WHAT YOU WILL DO: Beginning with the first entry, set down each one exactly as shown.

○ ○ ○ ○ ○

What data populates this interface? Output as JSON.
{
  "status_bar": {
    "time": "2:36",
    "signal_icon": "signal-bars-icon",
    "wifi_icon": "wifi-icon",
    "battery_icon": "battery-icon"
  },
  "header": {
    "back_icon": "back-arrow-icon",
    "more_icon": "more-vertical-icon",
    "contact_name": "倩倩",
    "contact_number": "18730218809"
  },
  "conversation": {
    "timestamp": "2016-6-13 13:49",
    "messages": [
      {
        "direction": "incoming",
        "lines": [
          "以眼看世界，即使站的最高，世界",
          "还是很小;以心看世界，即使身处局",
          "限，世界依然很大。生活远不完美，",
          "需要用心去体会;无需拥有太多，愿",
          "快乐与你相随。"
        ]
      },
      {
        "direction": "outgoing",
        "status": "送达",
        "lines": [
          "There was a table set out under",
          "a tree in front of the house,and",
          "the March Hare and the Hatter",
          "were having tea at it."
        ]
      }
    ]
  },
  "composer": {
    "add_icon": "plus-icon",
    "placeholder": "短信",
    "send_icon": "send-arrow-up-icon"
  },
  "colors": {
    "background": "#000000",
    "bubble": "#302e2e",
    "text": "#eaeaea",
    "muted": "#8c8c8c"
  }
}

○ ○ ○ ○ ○

EXERCISE RESULT:
What data populates this interface? Output as JSON.
{
  "status_bar": {
    "time": "2:36",
    "signal_icon": "signal-bars-icon",
    "wifi_icon": "wifi-icon",
    "battery_icon": "battery-icon"
  },
  "header": {
    "back_icon": "back-arrow-icon",
    "more_icon": "more-vertical-icon",
    "contact_name": "倩倩",
    "contact_number": "18730218809"
  },
  "conversation": {
    "timestamp": "2016-6-13 13:49",
    "messages": [
      {
        "direction": "incoming",
        "lines": [
          "以眼看世界，即使站的最高，世界",
          "还是很小;以心看世界，即使身处局",
          "限，世界依然很大。生活远不完美，",
          "需要用心去体会;无需拥有太多，愿",
          "快乐与你相随。"
        ]
      },
      {
        "direction": "outgoing",
        "status": "送达",
        "lines": [
          "There was a table set out under",
          "a tree in front of the house,and",
          "the March Hare and the Hatter",
          "were having tea at it."
        ]
      }
    ]
  },
  "composer": {
    "add_icon": "plus-icon",
    "placeholder": "短信",
    "send_icon": "send-arrow-up-icon"
  },
  "colors": {
    "background": "#000000",
    "bubble": "#302e2e",
    "text": "#eaeaea",
    "muted": "#8c8c8c"
  }
}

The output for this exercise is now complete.